The goals of the Green School are anything but small, yet they are simple: take care of the local community and teach children to be stewards of our planet and leaders of sustainability in the future.
The baby of John and Cynthia Hardy, the Green School was inspired after the retired couple viewed the Al Gore film The Inconvenient Truth. With four children of their own, the couple decided to make a difference and, in 2006, broke ground on a new type of school — an educational campus focused on using a holistic teaching approach and a natural canvas as classrooms.
The Green School is located on 20 acres in south central Bali, where the Hardys lived and ran a jewelry store for decades. Using local architects and materials, mainly bamboo, they spent two years constructing an open-air campus, which now houses several hundred students and teachers. In fact, the local area is becoming a community with families building green homes nearby, so their children can walk to school.
Those that don’t walk board a bio-bus, fueled by oils collected at the community level and processed into biofuel locally. In addition to eliminating a reliance on fossil fuels and reducing the carbon footprint, the process of making biofuel produces glycerine as a natural by-product that is then turned into soaps to use on campus. This earth-friendly alternative to traditional palm oil-based soaps reduces the chemicals that would otherwise end up in the water system.

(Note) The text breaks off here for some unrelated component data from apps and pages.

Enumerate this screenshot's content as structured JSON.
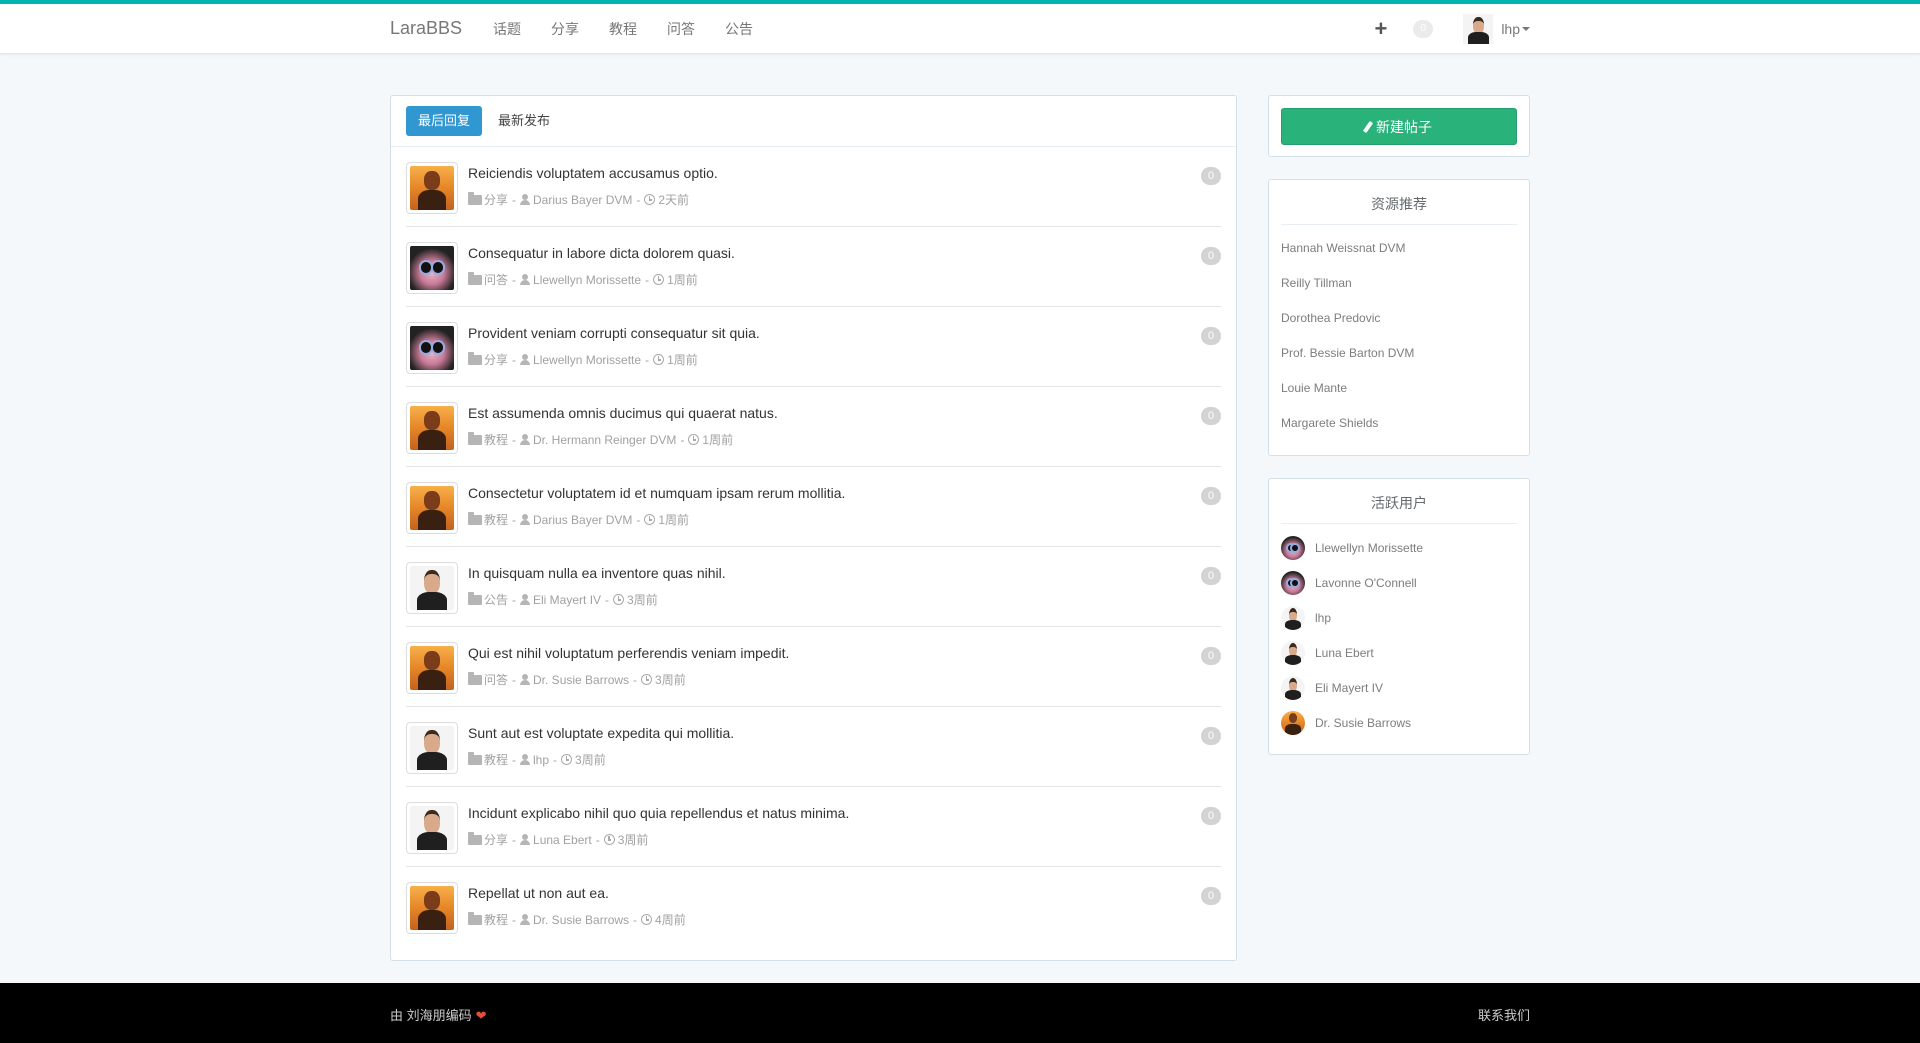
{
  "nav": {
    "brand": "LaraBBS",
    "links": [
      "话题",
      "分享",
      "教程",
      "问答",
      "公告"
    ],
    "plus_icon": "plus-icon",
    "notification_count": "0",
    "username": "lhp"
  },
  "tabs": {
    "last_reply": "最后回复",
    "latest": "最新发布"
  },
  "topics": [
    {
      "title": "Reiciendis voluptatem accusamus optio.",
      "category": "分享",
      "author": "Darius Bayer DVM",
      "time": "2天前",
      "replies": "0",
      "avatar": "a"
    },
    {
      "title": "Consequatur in labore dicta dolorem quasi.",
      "category": "问答",
      "author": "Llewellyn Morissette",
      "time": "1周前",
      "replies": "0",
      "avatar": "b"
    },
    {
      "title": "Provident veniam corrupti consequatur sit quia.",
      "category": "分享",
      "author": "Llewellyn Morissette",
      "time": "1周前",
      "replies": "0",
      "avatar": "b"
    },
    {
      "title": "Est assumenda omnis ducimus qui quaerat natus.",
      "category": "教程",
      "author": "Dr. Hermann Reinger DVM",
      "time": "1周前",
      "replies": "0",
      "avatar": "a"
    },
    {
      "title": "Consectetur voluptatem id et numquam ipsam rerum mollitia.",
      "category": "教程",
      "author": "Darius Bayer DVM",
      "time": "1周前",
      "replies": "0",
      "avatar": "a"
    },
    {
      "title": "In quisquam nulla ea inventore quas nihil.",
      "category": "公告",
      "author": "Eli Mayert IV",
      "time": "3周前",
      "replies": "0",
      "avatar": "c"
    },
    {
      "title": "Qui est nihil voluptatum perferendis veniam impedit.",
      "category": "问答",
      "author": "Dr. Susie Barrows",
      "time": "3周前",
      "replies": "0",
      "avatar": "a"
    },
    {
      "title": "Sunt aut est voluptate expedita qui mollitia.",
      "category": "教程",
      "author": "lhp",
      "time": "3周前",
      "replies": "0",
      "avatar": "c"
    },
    {
      "title": "Incidunt explicabo nihil quo quia repellendus et natus minima.",
      "category": "分享",
      "author": "Luna Ebert",
      "time": "3周前",
      "replies": "0",
      "avatar": "c"
    },
    {
      "title": "Repellat ut non aut ea.",
      "category": "教程",
      "author": "Dr. Susie Barrows",
      "time": "4周前",
      "replies": "0",
      "avatar": "a"
    }
  ],
  "sidebar": {
    "new_post": "新建帖子",
    "resources_title": "资源推荐",
    "resources": [
      "Hannah Weissnat DVM",
      "Reilly Tillman",
      "Dorothea Predovic",
      "Prof. Bessie Barton DVM",
      "Louie Mante",
      "Margarete Shields"
    ],
    "active_title": "活跃用户",
    "active_users": [
      {
        "name": "Llewellyn Morissette",
        "avatar": "b"
      },
      {
        "name": "Lavonne O'Connell",
        "avatar": "b"
      },
      {
        "name": "lhp",
        "avatar": "c"
      },
      {
        "name": "Luna Ebert",
        "avatar": "c"
      },
      {
        "name": "Eli Mayert IV",
        "avatar": "c"
      },
      {
        "name": "Dr. Susie Barrows",
        "avatar": "a"
      }
    ]
  },
  "footer": {
    "credit": "由 刘海朋编码",
    "heart": "❤",
    "contact": "联系我们"
  },
  "colors": {
    "accent": "#00b5ad",
    "primary": "#3097d1",
    "success": "#2ab27b"
  }
}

Electricity to the school comes from solar panels and a water vortex system, which diverts water from the river that flows through campus and turns it into energy.
Waste is an issue at any school, and the designers of the Green School have taken special consideration to create a closed circuit. The composting toilets produce waste that can be amended back into the adjacent soil, feeding the bamboo that grows rampant on the campus. Local Balinese woman use wood-fired stoves instead of gas and traditional cooking techniques to minimize resource usage. Food waste from feeding over 400 people each day is either fed to the school’s pigs or added to the on-site composting pile.
Speaking of food, most of the meals provided are grown on campus, giving the students a full understanding of how to plant, nurture, maintain and cook vegetables and rice. The students also help raise the pigs, cows and even the buffalo that roam the campus, enclosed only by organic, natural fencing made from branches and leaves. Mostly tapioca root, the students recognize the fencing is edible for grazing animals as well as themselves.
The eco-friendly design continues all the way down to where the footprints go by eliminating any pavement and the petroleum-based chemicals that come with it. Instead, all pathways are paved with hand-laid volcanic rocks.
Drinking water comes from a nearby well after traveling through a reverse osmosis system to filter it. Water is used other ways on campus, too, with an aquaponics system that combines aquaculture (raising fish) with hydroponics (raising crops with little to no soil). These systems work in conjunction with each other, so the fish waste feeds the plants while the plants provide much-needed water filtration for the fish.
While the goal to be sustainable and local may seem simplistic, the objective of teaching the next generation how to work with students from 25 other countries to solve problems on campus and eventually in the world means the potential for a better future for the entire planet — and that’s no small feat.
Images via Green School Bali